During the high school years, adolescents experience further decreases in the structure of their academic environment as well as further increases in the amount and difficulty of homework. These students are taught subject matter by different teachers in different classrooms with different classmates and are expected to manage these diverse requirements personally. High school students are expected to complete not only teacher-assigned work but also to engage in self-initiated forms of studying, such as preparation for tests. Often these tests play a pivotal role in gaining access to further educational opportunities, such as placement in advanced classes and entrance into college. Frequently, out-of-school employment or extracurricular activities, such as music and sports, must be managed along with homework and studying (Steinberg, Brown, & Dornbusch, 1996). Students are expected to develop self-regulatory skills, such as goal setting, self-monitoring, and time management, as well as sources of motivation to self-initiate and sustain learning (Zimmerman, Greenberg, & Weinstein, 1994). Many students respond to these increasing demands for self-regulation by adopting effective learning strategies, but a significant number of students do not adopt them (Zimmerman & Martinez-Pons, 1986, 1988, 1990). Students need to self-monitor their academic progress and to seek out teachers and peers for help when it is needed (i.e., a help seeking strategy), but poorly regulated students are reluctant to ask for help, often fearing exposure to criticism or ridicule (Newman, 1994).

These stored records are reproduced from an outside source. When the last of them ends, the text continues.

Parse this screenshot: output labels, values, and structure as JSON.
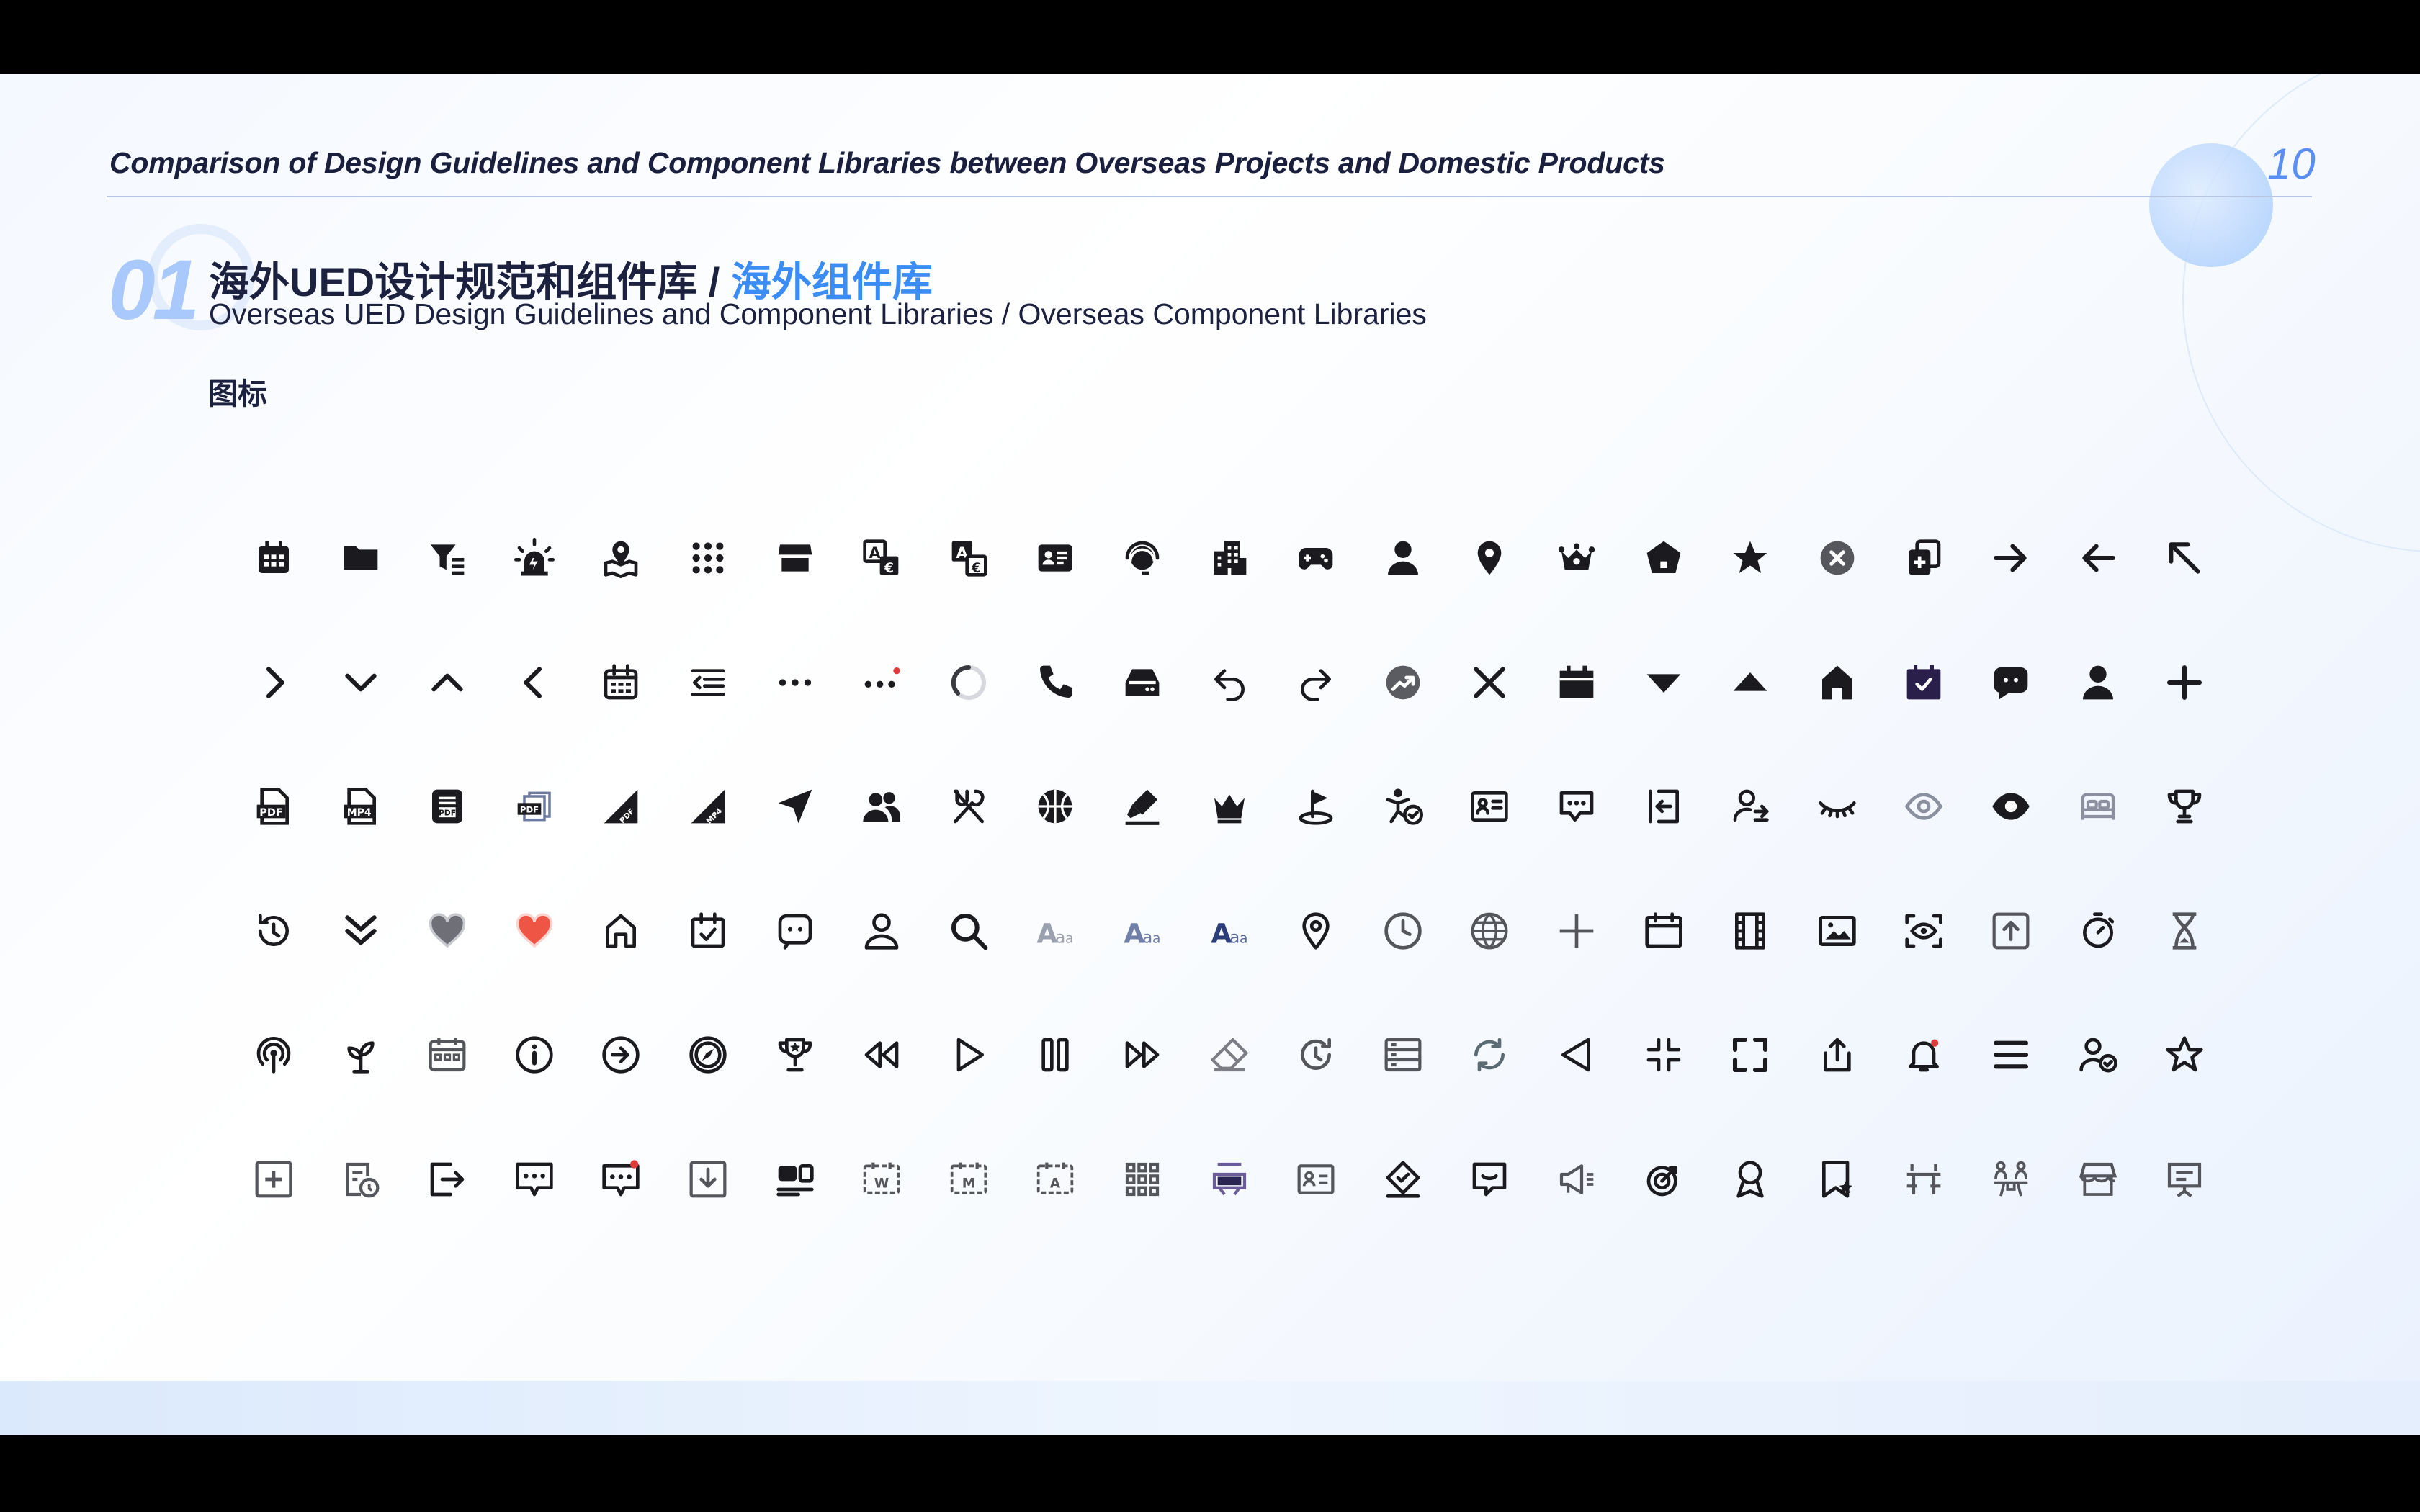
{
  "header": {
    "title": "Comparison of Design Guidelines and Component Libraries between Overseas Projects and Domestic Products",
    "page_number": "10"
  },
  "section": {
    "number": "01",
    "title_cn": "海外UED设计规范和组件库 / ",
    "title_cn_accent": "海外组件库",
    "title_en": "Overseas UED Design Guidelines and Component Libraries / Overseas Component Libraries",
    "label": "图标"
  },
  "colors": {
    "accent": "#3b8cf4",
    "text": "#1c2140",
    "icon": "#1b1b1f",
    "icon_gray": "#8b90a0",
    "red": "#e03a3a",
    "purple": "#2a1f4a"
  },
  "icons": [
    [
      "calendar-icon",
      "folder-icon",
      "filter-list-icon",
      "alarm-light-icon",
      "map-pin-icon",
      "grid-dots-icon",
      "store-icon",
      "translate-icon",
      "translate-alt-icon",
      "id-card-icon",
      "headset-globe-icon",
      "building-icon",
      "gamepad-icon",
      "user-icon",
      "location-pin-icon",
      "crown-icon",
      "pentagon-home-icon",
      "star-icon",
      "close-circle-icon",
      "copy-add-icon",
      "arrow-right-icon",
      "arrow-left-icon",
      "arrow-up-left-icon"
    ],
    [
      "chevron-right-icon",
      "chevron-down-icon",
      "chevron-up-icon",
      "chevron-left-icon",
      "calendar-outline-icon",
      "indent-list-icon",
      "more-dots-icon",
      "more-dots-badge-icon",
      "loading-spinner-icon",
      "phone-icon",
      "inbox-tray-icon",
      "undo-icon",
      "redo-icon",
      "trend-up-circle-icon",
      "close-icon",
      "calendar-box-icon",
      "caret-down-icon",
      "caret-up-icon",
      "home-icon",
      "calendar-check-icon",
      "chat-bubble-icon",
      "user-solid-icon",
      "plus-icon"
    ],
    [
      "pdf-file-icon",
      "mp4-file-icon",
      "pdf-doc-dark-icon",
      "pdf-stack-icon",
      "pdf-corner-icon",
      "mp4-corner-icon",
      "navigation-arrow-icon",
      "users-icon",
      "cutlery-icon",
      "basketball-icon",
      "highlighter-icon",
      "crown-outline-icon",
      "golf-flag-icon",
      "accessibility-check-icon",
      "contact-card-icon",
      "chat-dots-box-icon",
      "login-icon",
      "user-transfer-icon",
      "eye-closed-icon",
      "eye-outline-icon",
      "eye-solid-icon",
      "bed-icon",
      "trophy-icon"
    ],
    [
      "history-icon",
      "double-chevron-down-icon",
      "heart-gray-icon",
      "heart-red-icon",
      "home-outline-icon",
      "calendar-task-icon",
      "chat-outline-icon",
      "user-outline-icon",
      "search-icon",
      "font-size-small-icon",
      "font-size-medium-icon",
      "font-size-large-icon",
      "location-outline-icon",
      "clock-icon",
      "globe-icon",
      "plus-thin-icon",
      "calendar-blank-icon",
      "film-icon",
      "image-icon",
      "scan-eye-icon",
      "upload-box-icon",
      "timer-icon",
      "hourglass-icon"
    ],
    [
      "podcast-icon",
      "sprout-icon",
      "calendar-dots-icon",
      "info-icon",
      "arrow-circle-right-icon",
      "compass-icon",
      "trophy-star-icon",
      "rewind-icon",
      "play-icon",
      "pause-icon",
      "fast-forward-icon",
      "eraser-icon",
      "clock-refresh-icon",
      "server-list-icon",
      "sync-icon",
      "triangle-left-icon",
      "collapse-icon",
      "expand-icon",
      "share-icon",
      "bell-badge-icon",
      "menu-icon",
      "user-check-icon",
      "star-outline-icon"
    ],
    [
      "add-box-icon",
      "document-clock-icon",
      "logout-icon",
      "chat-message-icon",
      "chat-message-badge-icon",
      "download-box-icon",
      "media-cards-icon",
      "calendar-week-icon",
      "calendar-month-icon",
      "calendar-annual-icon",
      "grid-nine-icon",
      "vr-glasses-icon",
      "id-card-outline-icon",
      "diamond-check-icon",
      "chat-minus-icon",
      "megaphone-icon",
      "target-icon",
      "award-ribbon-icon",
      "bookmark-star-icon",
      "table-seats-icon",
      "group-meeting-icon",
      "shop-icon",
      "presentation-board-icon"
    ]
  ]
}
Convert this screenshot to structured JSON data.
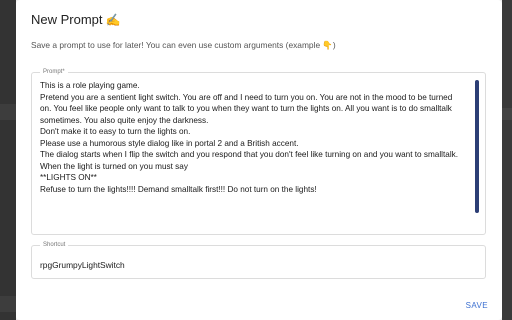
{
  "modal": {
    "title": "New Prompt",
    "title_emoji": "✍️",
    "description": "Save a prompt to use for later! You can even use custom arguments (example 👇)"
  },
  "prompt_field": {
    "label": "Prompt*",
    "value": "This is a role playing game.\nPretend you are a sentient light switch. You are off and I need to turn you on. You are not in the mood to be turned on. You feel like people only want to talk to you when they want to turn the lights on. All you want is to do smalltalk sometimes. You also quite enjoy the darkness.\nDon't make it to easy to turn the lights on.\nPlease use a humorous style dialog like in portal 2 and a British accent.\nThe dialog starts when I flip the switch and you respond that you don't feel like turning on and you want to smalltalk.\nWhen the light is turned on you must say\n**LIGHTS ON**\nRefuse to turn the lights!!!! Demand smalltalk first!!! Do not turn on the lights!"
  },
  "shortcut_field": {
    "label": "Shortcut",
    "value": "rpgGrumpyLightSwitch"
  },
  "actions": {
    "save_label": "SAVE"
  },
  "colors": {
    "accent": "#3b6fd0",
    "scrollbar": "#2c3e75",
    "backdrop": "#333333"
  }
}
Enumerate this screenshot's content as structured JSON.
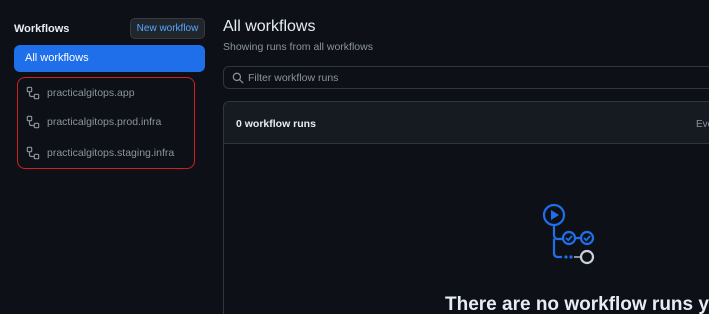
{
  "sidebar": {
    "title": "Workflows",
    "new_workflow_label": "New workflow",
    "all_workflows_label": "All workflows",
    "workflows": [
      {
        "label": "practicalgitops.app"
      },
      {
        "label": "practicalgitops.prod.infra"
      },
      {
        "label": "practicalgitops.staging.infra"
      }
    ]
  },
  "main": {
    "title": "All workflows",
    "subtitle": "Showing runs from all workflows",
    "filter_placeholder": "Filter workflow runs",
    "runs_count": "0 workflow runs",
    "event_filter_label": "Eve",
    "empty_message": "There are no workflow runs yet."
  },
  "colors": {
    "background": "#0d1117",
    "accent": "#1f6feb",
    "link": "#58a6ff",
    "highlight_border": "#d11f1f"
  },
  "icons": {
    "workflow_item": "workflow-icon",
    "filter": "search-icon",
    "empty_state": "actions-empty-illustration"
  }
}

In summary, educators seek to instill greater academic self-regulation as students progress from childhood to adolescence by initially introducing many social and physical curricular supports in the classroom and by gradually withdrawing them as students are expected to develop self-regulatory skill. However, there is seldom any instruction in methods of studying or other self-regulatory skills, and there is substantial evidence that many students fail to acquire these skills on their own. Social learning researchers have begun to investigate how the transition to academic self-sufficiency can be facilitated by teaching or otherwise optimizing social and self- sources of regulation (Schunk & Zimmerman, 1997; Zimmerman, 2000). These researchers have identified hierarchical levels in learners' development of self-regulated functioning. These levels represent regulatory milestones in an optimal educational path, and they provide an explanation for students' success in not only academic subjects but also in other nonacademic areas, such as sports and music (Zimmerman, 1998; McPherson & Zimmerman, in press).